» **Aim of the task**: Your response should consist of the full data, set down exactly.

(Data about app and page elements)

^^^^

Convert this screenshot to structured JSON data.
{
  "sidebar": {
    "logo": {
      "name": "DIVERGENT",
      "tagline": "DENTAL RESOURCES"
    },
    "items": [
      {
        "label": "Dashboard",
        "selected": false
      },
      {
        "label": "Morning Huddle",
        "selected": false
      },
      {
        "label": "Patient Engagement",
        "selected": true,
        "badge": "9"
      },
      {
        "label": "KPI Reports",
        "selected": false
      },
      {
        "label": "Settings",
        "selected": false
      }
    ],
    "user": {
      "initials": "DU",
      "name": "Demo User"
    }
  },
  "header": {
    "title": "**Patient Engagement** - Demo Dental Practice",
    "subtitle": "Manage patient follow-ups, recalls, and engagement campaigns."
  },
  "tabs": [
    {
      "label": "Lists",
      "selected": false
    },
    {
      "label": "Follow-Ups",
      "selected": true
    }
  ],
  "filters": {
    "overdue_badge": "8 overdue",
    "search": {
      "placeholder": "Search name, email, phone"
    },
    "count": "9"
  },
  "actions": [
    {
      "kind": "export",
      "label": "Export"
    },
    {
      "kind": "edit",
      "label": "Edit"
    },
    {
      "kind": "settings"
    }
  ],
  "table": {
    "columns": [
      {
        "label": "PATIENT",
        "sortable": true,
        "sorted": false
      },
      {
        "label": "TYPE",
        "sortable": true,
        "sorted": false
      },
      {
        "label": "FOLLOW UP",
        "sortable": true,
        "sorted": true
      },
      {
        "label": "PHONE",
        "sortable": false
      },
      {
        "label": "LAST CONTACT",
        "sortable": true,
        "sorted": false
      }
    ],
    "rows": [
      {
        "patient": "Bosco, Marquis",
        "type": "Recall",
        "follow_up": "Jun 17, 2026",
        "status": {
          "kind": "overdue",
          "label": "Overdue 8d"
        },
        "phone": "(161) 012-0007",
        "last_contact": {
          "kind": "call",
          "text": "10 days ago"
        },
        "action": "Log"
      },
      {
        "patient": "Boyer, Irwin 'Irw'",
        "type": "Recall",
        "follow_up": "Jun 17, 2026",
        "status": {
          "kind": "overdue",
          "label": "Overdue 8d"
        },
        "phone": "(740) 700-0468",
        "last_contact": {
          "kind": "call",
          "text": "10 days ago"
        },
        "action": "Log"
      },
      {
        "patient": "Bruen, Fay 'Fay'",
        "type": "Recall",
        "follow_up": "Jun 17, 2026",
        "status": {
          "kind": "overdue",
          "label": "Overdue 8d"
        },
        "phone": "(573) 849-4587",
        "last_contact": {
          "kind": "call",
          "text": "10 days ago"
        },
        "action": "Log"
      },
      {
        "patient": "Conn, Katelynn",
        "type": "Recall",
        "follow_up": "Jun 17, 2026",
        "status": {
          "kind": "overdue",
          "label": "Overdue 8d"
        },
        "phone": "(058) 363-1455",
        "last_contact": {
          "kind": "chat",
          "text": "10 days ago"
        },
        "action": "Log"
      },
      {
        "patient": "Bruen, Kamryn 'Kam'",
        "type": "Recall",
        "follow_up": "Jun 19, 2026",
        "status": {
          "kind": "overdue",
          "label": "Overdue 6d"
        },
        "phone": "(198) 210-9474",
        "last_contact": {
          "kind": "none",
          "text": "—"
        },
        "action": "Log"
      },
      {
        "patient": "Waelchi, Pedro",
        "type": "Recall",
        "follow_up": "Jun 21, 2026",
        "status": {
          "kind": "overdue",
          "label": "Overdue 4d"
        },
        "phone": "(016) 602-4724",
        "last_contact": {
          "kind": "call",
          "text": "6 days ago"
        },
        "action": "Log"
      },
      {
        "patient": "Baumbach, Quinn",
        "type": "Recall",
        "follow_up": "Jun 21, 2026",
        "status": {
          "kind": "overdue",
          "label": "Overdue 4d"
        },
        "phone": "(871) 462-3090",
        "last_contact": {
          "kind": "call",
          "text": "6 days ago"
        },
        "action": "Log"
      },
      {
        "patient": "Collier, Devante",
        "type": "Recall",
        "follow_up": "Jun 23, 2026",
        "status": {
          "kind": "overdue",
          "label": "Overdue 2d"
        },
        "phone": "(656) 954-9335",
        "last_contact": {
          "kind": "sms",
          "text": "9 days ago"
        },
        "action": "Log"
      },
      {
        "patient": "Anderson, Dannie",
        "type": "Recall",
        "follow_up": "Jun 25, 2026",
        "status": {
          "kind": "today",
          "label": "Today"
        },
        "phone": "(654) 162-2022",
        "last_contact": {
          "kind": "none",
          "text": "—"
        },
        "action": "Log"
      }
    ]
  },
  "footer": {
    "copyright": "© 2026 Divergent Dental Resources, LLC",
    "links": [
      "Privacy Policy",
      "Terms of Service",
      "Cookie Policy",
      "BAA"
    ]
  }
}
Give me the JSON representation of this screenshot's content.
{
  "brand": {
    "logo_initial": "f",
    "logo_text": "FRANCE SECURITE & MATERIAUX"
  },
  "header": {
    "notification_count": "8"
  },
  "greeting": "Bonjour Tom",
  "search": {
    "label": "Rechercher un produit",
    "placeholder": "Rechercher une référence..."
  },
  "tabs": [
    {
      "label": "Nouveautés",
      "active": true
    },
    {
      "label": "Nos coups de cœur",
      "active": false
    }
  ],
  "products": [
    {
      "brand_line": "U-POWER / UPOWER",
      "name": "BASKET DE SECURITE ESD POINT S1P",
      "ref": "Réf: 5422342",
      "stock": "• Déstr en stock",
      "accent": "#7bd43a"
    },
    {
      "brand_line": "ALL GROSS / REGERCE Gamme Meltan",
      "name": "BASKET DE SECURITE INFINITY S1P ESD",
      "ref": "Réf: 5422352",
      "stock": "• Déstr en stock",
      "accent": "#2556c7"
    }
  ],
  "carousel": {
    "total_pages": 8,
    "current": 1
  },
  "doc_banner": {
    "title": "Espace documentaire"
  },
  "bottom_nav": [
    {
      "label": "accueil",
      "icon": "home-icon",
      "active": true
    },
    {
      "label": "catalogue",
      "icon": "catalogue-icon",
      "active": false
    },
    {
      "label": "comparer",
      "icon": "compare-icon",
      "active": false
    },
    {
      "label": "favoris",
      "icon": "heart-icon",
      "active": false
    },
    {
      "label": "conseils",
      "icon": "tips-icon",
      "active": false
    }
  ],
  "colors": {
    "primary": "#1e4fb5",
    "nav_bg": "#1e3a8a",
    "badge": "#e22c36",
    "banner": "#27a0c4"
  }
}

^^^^

» **Response**:
Convert this screenshot to structured JSON data.
{
  "sidebar": {
    "logo": {
      "name": "DIVERGENT",
      "tagline": "DENTAL RESOURCES"
    },
    "items": [
      {
        "label": "Dashboard",
        "selected": false
      },
      {
        "label": "Morning Huddle",
        "selected": false
      },
      {
        "label": "Patient Engagement",
        "selected": true,
        "badge": "9"
      },
      {
        "label": "KPI Reports",
        "selected": false
      },
      {
        "label": "Settings",
        "selected": false
      }
    ],
    "user": {
      "initials": "DU",
      "name": "Demo User"
    }
  },
  "header": {
    "title": "**Patient Engagement** - Demo Dental Practice",
    "subtitle": "Manage patient follow-ups, recalls, and engagement campaigns."
  },
  "tabs": [
    {
      "label": "Lists",
      "selected": false
    },
    {
      "label": "Follow-Ups",
      "selected": true
    }
  ],
  "filters": {
    "overdue_badge": "8 overdue",
    "search": {
      "placeholder": "Search name, email, phone"
    },
    "count": "9"
  },
  "actions": [
    {
      "kind": "export",
      "label": "Export"
    },
    {
      "kind": "edit",
      "label": "Edit"
    },
    {
      "kind": "settings"
    }
  ],
  "table": {
    "columns": [
      {
        "label": "PATIENT",
        "sortable": true,
        "sorted": false
      },
      {
        "label": "TYPE",
        "sortable": true,
        "sorted": false
      },
      {
        "label": "FOLLOW UP",
        "sortable": true,
        "sorted": true
      },
      {
        "label": "PHONE",
        "sortable": false
      },
      {
        "label": "LAST CONTACT",
        "sortable": true,
        "sorted": false
      }
    ],
    "rows": [
      {
        "patient": "Bosco, Marquis",
        "type": "Recall",
        "follow_up": "Jun 17, 2026",
        "status": {
          "kind": "overdue",
          "label": "Overdue 8d"
        },
        "phone": "(161) 012-0007",
        "last_contact": {
          "kind": "call",
          "text": "10 days ago"
        },
        "action": "Log"
      },
      {
        "patient": "Boyer, Irwin 'Irw'",
        "type": "Recall",
        "follow_up": "Jun 17, 2026",
        "status": {
          "kind": "overdue",
          "label": "Overdue 8d"
        },
        "phone": "(740) 700-0468",
        "last_contact": {
          "kind": "call",
          "text": "10 days ago"
        },
        "action": "Log"
      },
      {
        "patient": "Bruen, Fay 'Fay'",
        "type": "Recall",
        "follow_up": "Jun 17, 2026",
        "status": {
          "kind": "overdue",
          "label": "Overdue 8d"
        },
        "phone": "(573) 849-4587",
        "last_contact": {
          "kind": "call",
          "text": "10 days ago"
        },
        "action": "Log"
      },
      {
        "patient": "Conn, Katelynn",
        "type": "Recall",
        "follow_up": "Jun 17, 2026",
        "status": {
          "kind": "overdue",
          "label": "Overdue 8d"
        },
        "phone": "(058) 363-1455",
        "last_contact": {
          "kind": "chat",
          "text": "10 days ago"
        },
        "action": "Log"
      },
      {
        "patient": "Bruen, Kamryn 'Kam'",
        "type": "Recall",
        "follow_up": "Jun 19, 2026",
        "status": {
          "kind": "overdue",
          "label": "Overdue 6d"
        },
        "phone": "(198) 210-9474",
        "last_contact": {
          "kind": "none",
          "text": "—"
        },
        "action": "Log"
      },
      {
        "patient": "Waelchi, Pedro",
        "type": "Recall",
        "follow_up": "Jun 21, 2026",
        "status": {
          "kind": "overdue",
          "label": "Overdue 4d"
        },
        "phone": "(016) 602-4724",
        "last_contact": {
          "kind": "call",
          "text": "6 days ago"
        },
        "action": "Log"
      },
      {
        "patient": "Baumbach, Quinn",
        "type": "Recall",
        "follow_up": "Jun 21, 2026",
        "status": {
          "kind": "overdue",
          "label": "Overdue 4d"
        },
        "phone": "(871) 462-3090",
        "last_contact": {
          "kind": "call",
          "text": "6 days ago"
        },
        "action": "Log"
      },
      {
        "patient": "Collier, Devante",
        "type": "Recall",
        "follow_up": "Jun 23, 2026",
        "status": {
          "kind": "overdue",
          "label": "Overdue 2d"
        },
        "phone": "(656) 954-9335",
        "last_contact": {
          "kind": "sms",
          "text": "9 days ago"
        },
        "action": "Log"
      },
      {
        "patient": "Anderson, Dannie",
        "type": "Recall",
        "follow_up": "Jun 25, 2026",
        "status": {
          "kind": "today",
          "label": "Today"
        },
        "phone": "(654) 162-2022",
        "last_contact": {
          "kind": "none",
          "text": "—"
        },
        "action": "Log"
      }
    ]
  },
  "footer": {
    "copyright": "© 2026 Divergent Dental Resources, LLC",
    "links": [
      "Privacy Policy",
      "Terms of Service",
      "Cookie Policy",
      "BAA"
    ]
  }
}
Give me the JSON representation of this screenshot's content.
{
  "brand": {
    "logo_initial": "f",
    "logo_text": "FRANCE SECURITE & MATERIAUX"
  },
  "header": {
    "notification_count": "8"
  },
  "greeting": "Bonjour Tom",
  "search": {
    "label": "Rechercher un produit",
    "placeholder": "Rechercher une référence..."
  },
  "tabs": [
    {
      "label": "Nouveautés",
      "active": true
    },
    {
      "label": "Nos coups de cœur",
      "active": false
    }
  ],
  "products": [
    {
      "brand_line": "U-POWER / UPOWER",
      "name": "BASKET DE SECURITE ESD POINT S1P",
      "ref": "Réf: 5422342",
      "stock": "• Déstr en stock",
      "accent": "#7bd43a"
    },
    {
      "brand_line": "ALL GROSS / REGERCE Gamme Meltan",
      "name": "BASKET DE SECURITE INFINITY S1P ESD",
      "ref": "Réf: 5422352",
      "stock": "• Déstr en stock",
      "accent": "#2556c7"
    }
  ],
  "carousel": {
    "total_pages": 8,
    "current": 1
  },
  "doc_banner": {
    "title": "Espace documentaire"
  },
  "bottom_nav": [
    {
      "label": "accueil",
      "icon": "home-icon",
      "active": true
    },
    {
      "label": "catalogue",
      "icon": "catalogue-icon",
      "active": false
    },
    {
      "label": "comparer",
      "icon": "compare-icon",
      "active": false
    },
    {
      "label": "favoris",
      "icon": "heart-icon",
      "active": false
    },
    {
      "label": "conseils",
      "icon": "tips-icon",
      "active": false
    }
  ],
  "colors": {
    "primary": "#1e4fb5",
    "nav_bg": "#1e3a8a",
    "badge": "#e22c36",
    "banner": "#27a0c4"
  }
}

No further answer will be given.